 The footage of the complainant’s home that was featured in these broadcasts included only what would be visible to members of the public as they approached the property. The Authority has previously found that this would not be sufficient to find that a broadcaster intentionally intruded upon an individual’s interest in solitude or seclusion. We therefore find no breach of this guideline under the privacy standard.
 As we have found no breach of privacy occurred here, we are not required to consider whether any defences are available to the broadcaster.
 As we have noted above, due to the nature and circumstances of this complaint, we have suppressed the complainant’s name and other identifying details in our decision.

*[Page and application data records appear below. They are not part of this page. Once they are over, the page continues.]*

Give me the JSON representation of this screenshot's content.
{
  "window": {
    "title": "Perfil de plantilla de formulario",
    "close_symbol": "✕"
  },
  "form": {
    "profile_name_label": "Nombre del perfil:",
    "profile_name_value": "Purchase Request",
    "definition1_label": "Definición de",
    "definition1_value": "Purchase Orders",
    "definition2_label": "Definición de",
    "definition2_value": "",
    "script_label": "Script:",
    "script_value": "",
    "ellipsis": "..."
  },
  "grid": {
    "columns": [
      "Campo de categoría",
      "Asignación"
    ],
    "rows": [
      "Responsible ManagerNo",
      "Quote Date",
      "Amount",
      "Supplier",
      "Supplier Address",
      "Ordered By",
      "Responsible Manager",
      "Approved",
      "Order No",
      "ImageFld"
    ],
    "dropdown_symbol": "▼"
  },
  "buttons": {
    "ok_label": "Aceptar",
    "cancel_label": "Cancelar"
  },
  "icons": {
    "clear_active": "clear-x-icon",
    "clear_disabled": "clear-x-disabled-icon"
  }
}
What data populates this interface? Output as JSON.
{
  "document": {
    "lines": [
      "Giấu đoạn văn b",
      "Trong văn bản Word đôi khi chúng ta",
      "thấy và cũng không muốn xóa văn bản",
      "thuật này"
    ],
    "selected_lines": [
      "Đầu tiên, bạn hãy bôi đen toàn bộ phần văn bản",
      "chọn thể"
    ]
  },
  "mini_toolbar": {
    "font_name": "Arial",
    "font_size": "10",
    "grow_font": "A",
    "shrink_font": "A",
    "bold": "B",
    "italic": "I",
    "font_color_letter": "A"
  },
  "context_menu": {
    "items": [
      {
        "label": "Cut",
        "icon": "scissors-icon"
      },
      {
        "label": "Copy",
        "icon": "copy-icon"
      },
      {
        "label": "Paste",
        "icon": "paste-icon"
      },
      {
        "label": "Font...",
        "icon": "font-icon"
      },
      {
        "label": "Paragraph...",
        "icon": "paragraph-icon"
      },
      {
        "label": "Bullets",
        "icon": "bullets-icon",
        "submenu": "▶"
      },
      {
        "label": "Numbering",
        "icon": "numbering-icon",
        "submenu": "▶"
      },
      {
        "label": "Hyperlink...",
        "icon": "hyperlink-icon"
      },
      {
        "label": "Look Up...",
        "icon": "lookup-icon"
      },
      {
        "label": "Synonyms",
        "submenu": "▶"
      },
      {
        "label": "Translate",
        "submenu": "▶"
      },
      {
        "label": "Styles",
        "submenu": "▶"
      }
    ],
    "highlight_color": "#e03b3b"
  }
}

For the above reasons the Authority does not uphold the complaint.
Signed for and on behalf of the Authority
Judge Bill Hastings
18 July 2019
The correspondence listed below was received and considered by the Authority when it determined this complaint:
1 DV’s direct privacy complaint – 12 and 17 April 2019
2 MediaWorks’ response to the complaint – 22 May 2019
3 DV’s further comments – 23 May 2019
4 MediaWorks’ confirmation of no further comment – 24 May 2019
5 DV’s final comments – 28 May 2019
1 Guidelines 10a and 10b
2 Guidance: Privacy, Broadcasting Standards in New Zealand Codebook, page 61 at 9.1
3 Above, at 9.2
4 Guidance: Privacy, 2.1, Broadcasting Standards in New Zealand Codebook, page 59
5 QS and Television New Zealand Ltd, Decision No. 2014-42, at , citing South Pacific Pictures Ltd and RadioWorks Ltd, Decision No. 2008-017
6 HC CIV-2007-485-001609, 18 December 2008, citing TV3 Network Services v BSA  2 NZLR 720 at 732
7 QS and Television New Zealand Ltd, above at 
8 JNJ Management and RNZ, Decision No. 2017-095 at